Morgan Stanley Smith Barney
Rebuilding trust is essential for Craig Pfeiffer, head of marketing and the client experience for Morgan Stanley Smith Barney.
"We always have a responsibility to help and care for our clients and always build trust," he says. The firm is currently focusing its marketing dollars on developing various client events and implementing advisor training. MSSB has employed the services of The Martin Agency-known for its Geico campaign-for future advertising efforts.
Along with events, resources and tools, Pfeiffer noted that the company is producing a new capabilities brochure and other customized collateral.
Even though Edward Jones managed to steer clear of the headlines during the market crisis, Jim Weddle, managing director, says that the firm paid close attention to the tone of its advertising-even going as far as pulling a humorous ad, opting for a campaign with a more serious message. "The humorous ad was replaced with one of a client and an advisor sitting down talking," says Weddle. A print ad shows the value of having an advisor helping to protect retirement assets.
Edward Jones' approach is to confront fear with facts. "We provided analysis of what is going on, even if there were very few answers at the time," Weddle says.
"We did a lot of research," he adds. "Clients want an individualized approach. They don't want a cookie cutter offering. We learned an important lesson from the dotcom selloff: increase proactive contact. Statement stuffers don't count. Advertising doesn't count."
Along with this support for advisors, Edward Jones is developing a desktop tool that would show all the pieces of a client relationship. "In the old days [an advisor] would have to go to a half dozen places [to retrieve information]. Now all the information is pulled together and it even points out opportunities," Weddle says.
"We start with the clients and the clients' needs, what they say they need, and what they might not know they need," says Claire Huang, head of marketing for the Bank of America Global Wealth & Investment Management division, which includes Merrill Lynch Wealth Management.
A large part of the firm's efforts to support advisors is making sure that clients are better informed. "One thing that we are hearing is that people want more control," Huang says. "They want more information so they can ask their financial advisor better questions and validate some of the things they are hearing in the market," she says.

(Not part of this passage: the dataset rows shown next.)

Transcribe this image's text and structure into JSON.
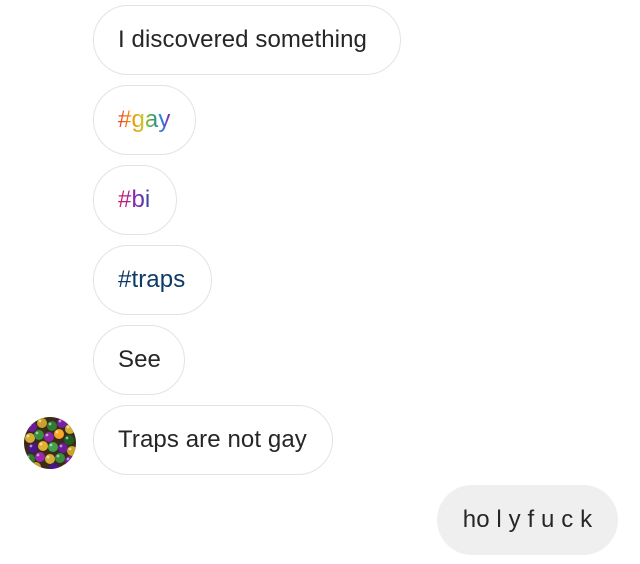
{
  "messages": [
    {
      "id": "m1",
      "text": "I discovered something",
      "direction": "incoming"
    },
    {
      "id": "m2",
      "text": "#gay",
      "direction": "incoming",
      "style": "rainbow-hashtag"
    },
    {
      "id": "m3",
      "text": "#bi",
      "direction": "incoming",
      "style": "bi-hashtag"
    },
    {
      "id": "m4",
      "text": "#traps",
      "direction": "incoming",
      "style": "blue-hashtag"
    },
    {
      "id": "m5",
      "text": "See",
      "direction": "incoming"
    },
    {
      "id": "m6",
      "text": "Traps are not gay",
      "direction": "incoming"
    },
    {
      "id": "m7",
      "text": "ho l y f u c k",
      "direction": "outgoing"
    }
  ],
  "avatar": {
    "icon": "mardi-gras-beads-avatar"
  },
  "colors": {
    "incoming_bubble_border": "#e3e3e3",
    "outgoing_bubble_bg": "#efefef",
    "text": "#262626",
    "traps_hashtag": "#0d3a66"
  }
}
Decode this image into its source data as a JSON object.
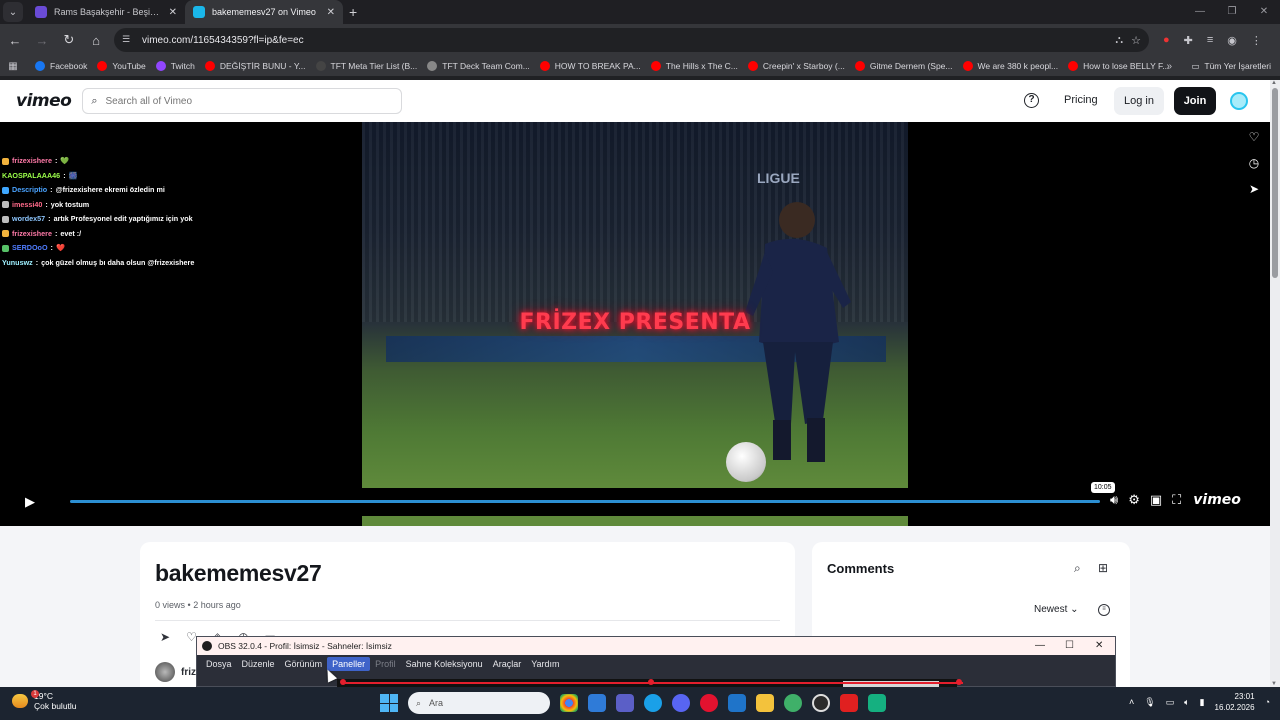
{
  "browser": {
    "tabs": [
      {
        "title": "Rams Başakşehir - Beşiktaş Ma",
        "favicon_color": "#6a4bd6",
        "active": false
      },
      {
        "title": "bakememesv27 on Vimeo",
        "favicon_color": "#1ab7ea",
        "active": true
      }
    ],
    "new_tab_label": "+",
    "url": "vimeo.com/1165434359?fl=ip&fe=ec",
    "bookmarks": [
      {
        "label": "Facebook",
        "color": "#1877f2"
      },
      {
        "label": "YouTube",
        "color": "#ff0000"
      },
      {
        "label": "Twitch",
        "color": "#9146ff"
      },
      {
        "label": "DEĞİŞTİR BUNU - Y...",
        "color": "#ff0000"
      },
      {
        "label": "TFT Meta Tier List (B...",
        "color": "#444444"
      },
      {
        "label": "TFT Deck Team Com...",
        "color": "#888888"
      },
      {
        "label": "HOW TO BREAK PA...",
        "color": "#ff0000"
      },
      {
        "label": "The Hills x The C...",
        "color": "#ff0000"
      },
      {
        "label": "Creepin' x Starboy (...",
        "color": "#ff0000"
      },
      {
        "label": "Gitme Dernem (Spe...",
        "color": "#ff0000"
      },
      {
        "label": "We are 380 k peopl...",
        "color": "#ff0000"
      },
      {
        "label": "How to lose BELLY F...",
        "color": "#ff0000"
      }
    ],
    "all_bookmarks_label": "Tüm Yer İşaretleri"
  },
  "vimeo": {
    "logo": "vimeo",
    "search_placeholder": "Search all of Vimeo",
    "help_label": "?",
    "pricing_label": "Pricing",
    "login_label": "Log in",
    "join_label": "Join",
    "player": {
      "overlay_text": "FRİZEX PRESENTA",
      "stadium_sign": "LIGUE",
      "duration": "10:05",
      "progress_played_fraction": 0.0,
      "watermark": "vimeo",
      "chat": [
        {
          "user": "frizexishere",
          "user_color": "#ff7aa8",
          "message": "💚",
          "badge": "#f2b33d"
        },
        {
          "user": "KAOSPALAAA46",
          "user_color": "#9cff4a",
          "message": "🎆",
          "badge": ""
        },
        {
          "user": "Descriptio",
          "user_color": "#4aa3ff",
          "message": "@frizexishere ekremi özledin mi",
          "badge": "#3fa7ff"
        },
        {
          "user": "imessi40",
          "user_color": "#ff6a8a",
          "message": "yok tostum",
          "badge": "#bdbdbd"
        },
        {
          "user": "wordex57",
          "user_color": "#8ec7ff",
          "message": "artık Profesyonel edit yaptığımız için yok",
          "badge": "#bdbdbd"
        },
        {
          "user": "frizexishere",
          "user_color": "#ff7aa8",
          "message": "evet :/",
          "badge": "#f2b33d"
        },
        {
          "user": "SERDOoO",
          "user_color": "#4f7cff",
          "message": "❤️",
          "badge": "#57c167"
        },
        {
          "user": "Yunuswz",
          "user_color": "#9ff0ff",
          "message": "çok güzel olmuş bı daha olsun @frizexishere",
          "badge": ""
        }
      ]
    },
    "video_title": "bakememesv27",
    "views": "0 views",
    "uploaded": "2 hours ago",
    "owner_name": "friz",
    "comments": {
      "title": "Comments",
      "sort_label": "Newest"
    }
  },
  "obs": {
    "title": "OBS 32.0.4 - Profil: İsimsiz - Sahneler: İsimsiz",
    "menu": [
      "Dosya",
      "Düzenle",
      "Görünüm",
      "Paneller",
      "Profil",
      "Sahne Koleksiyonu",
      "Araçlar",
      "Yardım"
    ],
    "selected_menu": "Paneller",
    "disabled_menu": "Profil"
  },
  "taskbar": {
    "temperature": "19°C",
    "weather_desc": "Çok bulutlu",
    "weather_alert": "1",
    "search_placeholder": "Ara",
    "time": "23:01",
    "date": "16.02.2026"
  }
}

To that end, Merrill Lynch has launched a series of client webcasts-hosted by former ABC News Anchor, Charlie Gibson-on hot topics including health care. "It helps them know what they are talking about when they are working with their advisor," Huang says.
The worst appears to be over at UBS. The tumultuous ride of management changes and advisor defections now seems to be a thing of the past, and the firm is moving forward with its "brand reinventing" initiative.
"To be straight with people, we had to disclose issues and tell the truth," UBS spokeswoman, Karina Byrne, says. "We learned that we needed to rebuild trust with people that we had let down, reaffirming client relationships and even advisor relationships."
That message is now being delivered. Byrne says it's no longer about scale, and adds that the firm's advisor sales force would now hover between 6,500 to 7,000. That's well down from the highs in its heyday. But Byrne notes that the organization will focus "on the top 15 markets, while partnering with the top intellectual capital." It's all in an effort to maintain "a boutique feel with the backing of a larger global firm," she says. The firm has jump started its marketing efforts with its "We Will Not Rest" ad campaign.
While these efforts to shore up confidence among clients continues to be a work in progress, there is proof that if the big firms stick with the basics of frequent communications, combined with the marketing support they are currently executing, they will be on their way to regaining the trust of their clients.
Mike Byrnes founded Byrnes Consulting to provide consulting services
to help advisors become even more successful. His expertise is in
business planning, marketing strategy, business development, client service
and management effectiveness, along with several other areas.
Read more at www.byrnesconsulting.com.